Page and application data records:
======
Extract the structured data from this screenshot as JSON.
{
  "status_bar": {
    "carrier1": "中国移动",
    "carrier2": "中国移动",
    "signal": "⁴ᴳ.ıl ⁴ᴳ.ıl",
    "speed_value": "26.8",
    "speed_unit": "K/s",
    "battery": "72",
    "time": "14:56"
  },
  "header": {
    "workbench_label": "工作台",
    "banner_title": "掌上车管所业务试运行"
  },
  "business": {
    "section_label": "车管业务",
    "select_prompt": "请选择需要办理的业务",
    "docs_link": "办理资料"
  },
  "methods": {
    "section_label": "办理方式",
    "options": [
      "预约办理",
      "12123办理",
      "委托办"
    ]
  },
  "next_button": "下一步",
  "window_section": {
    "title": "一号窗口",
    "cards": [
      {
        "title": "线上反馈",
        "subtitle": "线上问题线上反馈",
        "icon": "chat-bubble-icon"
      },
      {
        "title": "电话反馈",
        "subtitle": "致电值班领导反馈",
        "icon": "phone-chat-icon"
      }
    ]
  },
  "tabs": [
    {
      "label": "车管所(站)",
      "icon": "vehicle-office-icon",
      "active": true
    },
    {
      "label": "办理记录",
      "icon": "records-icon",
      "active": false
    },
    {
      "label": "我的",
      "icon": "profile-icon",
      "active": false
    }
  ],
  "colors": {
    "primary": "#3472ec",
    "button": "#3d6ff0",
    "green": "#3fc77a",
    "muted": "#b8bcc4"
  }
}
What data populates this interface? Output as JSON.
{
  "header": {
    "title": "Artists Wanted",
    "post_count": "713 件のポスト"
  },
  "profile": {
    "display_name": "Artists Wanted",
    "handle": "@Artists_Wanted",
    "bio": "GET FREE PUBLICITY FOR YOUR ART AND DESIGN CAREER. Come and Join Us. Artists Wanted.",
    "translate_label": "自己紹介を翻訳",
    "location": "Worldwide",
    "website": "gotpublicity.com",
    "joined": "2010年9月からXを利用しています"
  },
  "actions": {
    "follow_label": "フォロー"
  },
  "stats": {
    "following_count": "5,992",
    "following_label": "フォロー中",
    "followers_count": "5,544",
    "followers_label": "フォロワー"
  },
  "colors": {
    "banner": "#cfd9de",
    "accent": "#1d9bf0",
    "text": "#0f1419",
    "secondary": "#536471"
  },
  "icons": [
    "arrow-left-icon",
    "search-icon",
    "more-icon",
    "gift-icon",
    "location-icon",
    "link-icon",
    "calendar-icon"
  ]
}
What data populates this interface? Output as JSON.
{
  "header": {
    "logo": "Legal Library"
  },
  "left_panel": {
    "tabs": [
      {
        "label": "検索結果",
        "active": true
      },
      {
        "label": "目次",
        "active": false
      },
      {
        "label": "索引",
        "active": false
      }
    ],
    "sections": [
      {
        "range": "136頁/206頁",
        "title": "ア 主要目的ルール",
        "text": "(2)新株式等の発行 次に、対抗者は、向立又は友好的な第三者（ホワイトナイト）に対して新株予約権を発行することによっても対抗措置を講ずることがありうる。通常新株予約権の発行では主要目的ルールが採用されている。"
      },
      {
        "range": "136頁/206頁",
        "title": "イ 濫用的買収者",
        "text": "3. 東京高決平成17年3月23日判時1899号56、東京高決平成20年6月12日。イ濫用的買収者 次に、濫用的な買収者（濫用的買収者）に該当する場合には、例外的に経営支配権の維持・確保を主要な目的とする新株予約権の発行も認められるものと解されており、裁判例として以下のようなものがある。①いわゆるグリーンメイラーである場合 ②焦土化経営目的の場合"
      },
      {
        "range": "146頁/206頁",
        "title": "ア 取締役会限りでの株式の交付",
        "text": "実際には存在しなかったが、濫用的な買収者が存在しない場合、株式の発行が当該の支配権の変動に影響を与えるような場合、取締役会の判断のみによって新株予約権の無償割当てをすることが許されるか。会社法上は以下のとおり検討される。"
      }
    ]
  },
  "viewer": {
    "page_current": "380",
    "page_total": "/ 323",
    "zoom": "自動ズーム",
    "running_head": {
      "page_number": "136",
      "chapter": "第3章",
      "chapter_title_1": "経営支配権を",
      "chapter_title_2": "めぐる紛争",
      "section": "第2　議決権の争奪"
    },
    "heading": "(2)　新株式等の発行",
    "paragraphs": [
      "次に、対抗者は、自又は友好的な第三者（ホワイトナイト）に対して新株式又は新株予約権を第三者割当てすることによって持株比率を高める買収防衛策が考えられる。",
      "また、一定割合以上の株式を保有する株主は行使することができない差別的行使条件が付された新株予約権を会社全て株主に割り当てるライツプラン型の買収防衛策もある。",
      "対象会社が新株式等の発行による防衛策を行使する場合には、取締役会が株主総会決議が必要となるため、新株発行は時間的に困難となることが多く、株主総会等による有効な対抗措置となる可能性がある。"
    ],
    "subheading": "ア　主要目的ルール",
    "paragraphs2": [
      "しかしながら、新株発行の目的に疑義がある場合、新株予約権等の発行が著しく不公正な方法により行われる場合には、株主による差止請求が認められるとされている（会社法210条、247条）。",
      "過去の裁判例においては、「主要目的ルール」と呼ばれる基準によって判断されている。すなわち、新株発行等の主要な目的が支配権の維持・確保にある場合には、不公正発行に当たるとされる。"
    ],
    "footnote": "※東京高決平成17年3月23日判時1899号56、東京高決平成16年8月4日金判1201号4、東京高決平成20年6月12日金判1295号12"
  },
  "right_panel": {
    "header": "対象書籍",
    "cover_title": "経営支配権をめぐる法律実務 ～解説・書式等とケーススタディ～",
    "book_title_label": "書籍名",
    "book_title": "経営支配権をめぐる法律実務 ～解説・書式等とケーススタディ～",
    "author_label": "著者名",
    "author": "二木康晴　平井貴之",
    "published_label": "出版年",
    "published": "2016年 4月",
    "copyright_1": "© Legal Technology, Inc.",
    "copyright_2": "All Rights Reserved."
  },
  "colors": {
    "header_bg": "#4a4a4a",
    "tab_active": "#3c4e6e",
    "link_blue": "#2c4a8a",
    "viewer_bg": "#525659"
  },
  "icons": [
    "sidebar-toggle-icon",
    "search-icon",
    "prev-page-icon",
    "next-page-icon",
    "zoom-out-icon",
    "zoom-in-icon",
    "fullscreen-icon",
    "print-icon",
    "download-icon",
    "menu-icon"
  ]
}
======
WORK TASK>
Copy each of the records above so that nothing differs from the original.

RESPONSE AREA>
Extract the structured data from this screenshot as JSON.
{
  "status_bar": {
    "carrier1": "中国移动",
    "carrier2": "中国移动",
    "signal": "⁴ᴳ.ıl ⁴ᴳ.ıl",
    "speed_value": "26.8",
    "speed_unit": "K/s",
    "battery": "72",
    "time": "14:56"
  },
  "header": {
    "workbench_label": "工作台",
    "banner_title": "掌上车管所业务试运行"
  },
  "business": {
    "section_label": "车管业务",
    "select_prompt": "请选择需要办理的业务",
    "docs_link": "办理资料"
  },
  "methods": {
    "section_label": "办理方式",
    "options": [
      "预约办理",
      "12123办理",
      "委托办"
    ]
  },
  "next_button": "下一步",
  "window_section": {
    "title": "一号窗口",
    "cards": [
      {
        "title": "线上反馈",
        "subtitle": "线上问题线上反馈",
        "icon": "chat-bubble-icon"
      },
      {
        "title": "电话反馈",
        "subtitle": "致电值班领导反馈",
        "icon": "phone-chat-icon"
      }
    ]
  },
  "tabs": [
    {
      "label": "车管所(站)",
      "icon": "vehicle-office-icon",
      "active": true
    },
    {
      "label": "办理记录",
      "icon": "records-icon",
      "active": false
    },
    {
      "label": "我的",
      "icon": "profile-icon",
      "active": false
    }
  ],
  "colors": {
    "primary": "#3472ec",
    "button": "#3d6ff0",
    "green": "#3fc77a",
    "muted": "#b8bcc4"
  }
}
What data populates this interface? Output as JSON.
{
  "header": {
    "title": "Artists Wanted",
    "post_count": "713 件のポスト"
  },
  "profile": {
    "display_name": "Artists Wanted",
    "handle": "@Artists_Wanted",
    "bio": "GET FREE PUBLICITY FOR YOUR ART AND DESIGN CAREER. Come and Join Us. Artists Wanted.",
    "translate_label": "自己紹介を翻訳",
    "location": "Worldwide",
    "website": "gotpublicity.com",
    "joined": "2010年9月からXを利用しています"
  },
  "actions": {
    "follow_label": "フォロー"
  },
  "stats": {
    "following_count": "5,992",
    "following_label": "フォロー中",
    "followers_count": "5,544",
    "followers_label": "フォロワー"
  },
  "colors": {
    "banner": "#cfd9de",
    "accent": "#1d9bf0",
    "text": "#0f1419",
    "secondary": "#536471"
  },
  "icons": [
    "arrow-left-icon",
    "search-icon",
    "more-icon",
    "gift-icon",
    "location-icon",
    "link-icon",
    "calendar-icon"
  ]
}
What data populates this interface? Output as JSON.
{
  "header": {
    "logo": "Legal Library"
  },
  "left_panel": {
    "tabs": [
      {
        "label": "検索結果",
        "active": true
      },
      {
        "label": "目次",
        "active": false
      },
      {
        "label": "索引",
        "active": false
      }
    ],
    "sections": [
      {
        "range": "136頁/206頁",
        "title": "ア 主要目的ルール",
        "text": "(2)新株式等の発行 次に、対抗者は、向立又は友好的な第三者（ホワイトナイト）に対して新株予約権を発行することによっても対抗措置を講ずることがありうる。通常新株予約権の発行では主要目的ルールが採用されている。"
      },
      {
        "range": "136頁/206頁",
        "title": "イ 濫用的買収者",
        "text": "3. 東京高決平成17年3月23日判時1899号56、東京高決平成20年6月12日。イ濫用的買収者 次に、濫用的な買収者（濫用的買収者）に該当する場合には、例外的に経営支配権の維持・確保を主要な目的とする新株予約権の発行も認められるものと解されており、裁判例として以下のようなものがある。①いわゆるグリーンメイラーである場合 ②焦土化経営目的の場合"
      },
      {
        "range": "146頁/206頁",
        "title": "ア 取締役会限りでの株式の交付",
        "text": "実際には存在しなかったが、濫用的な買収者が存在しない場合、株式の発行が当該の支配権の変動に影響を与えるような場合、取締役会の判断のみによって新株予約権の無償割当てをすることが許されるか。会社法上は以下のとおり検討される。"
      }
    ]
  },
  "viewer": {
    "page_current": "380",
    "page_total": "/ 323",
    "zoom": "自動ズーム",
    "running_head": {
      "page_number": "136",
      "chapter": "第3章",
      "chapter_title_1": "経営支配権を",
      "chapter_title_2": "めぐる紛争",
      "section": "第2　議決権の争奪"
    },
    "heading": "(2)　新株式等の発行",
    "paragraphs": [
      "次に、対抗者は、自又は友好的な第三者（ホワイトナイト）に対して新株式又は新株予約権を第三者割当てすることによって持株比率を高める買収防衛策が考えられる。",
      "また、一定割合以上の株式を保有する株主は行使することができない差別的行使条件が付された新株予約権を会社全て株主に割り当てるライツプラン型の買収防衛策もある。",
      "対象会社が新株式等の発行による防衛策を行使する場合には、取締役会が株主総会決議が必要となるため、新株発行は時間的に困難となることが多く、株主総会等による有効な対抗措置となる可能性がある。"
    ],
    "subheading": "ア　主要目的ルール",
    "paragraphs2": [
      "しかしながら、新株発行の目的に疑義がある場合、新株予約権等の発行が著しく不公正な方法により行われる場合には、株主による差止請求が認められるとされている（会社法210条、247条）。",
      "過去の裁判例においては、「主要目的ルール」と呼ばれる基準によって判断されている。すなわち、新株発行等の主要な目的が支配権の維持・確保にある場合には、不公正発行に当たるとされる。"
    ],
    "footnote": "※東京高決平成17年3月23日判時1899号56、東京高決平成16年8月4日金判1201号4、東京高決平成20年6月12日金判1295号12"
  },
  "right_panel": {
    "header": "対象書籍",
    "cover_title": "経営支配権をめぐる法律実務 ～解説・書式等とケーススタディ～",
    "book_title_label": "書籍名",
    "book_title": "経営支配権をめぐる法律実務 ～解説・書式等とケーススタディ～",
    "author_label": "著者名",
    "author": "二木康晴　平井貴之",
    "published_label": "出版年",
    "published": "2016年 4月",
    "copyright_1": "© Legal Technology, Inc.",
    "copyright_2": "All Rights Reserved."
  },
  "colors": {
    "header_bg": "#4a4a4a",
    "tab_active": "#3c4e6e",
    "link_blue": "#2c4a8a",
    "viewer_bg": "#525659"
  },
  "icons": [
    "sidebar-toggle-icon",
    "search-icon",
    "prev-page-icon",
    "next-page-icon",
    "zoom-out-icon",
    "zoom-in-icon",
    "fullscreen-icon",
    "print-icon",
    "download-icon",
    "menu-icon"
  ]
}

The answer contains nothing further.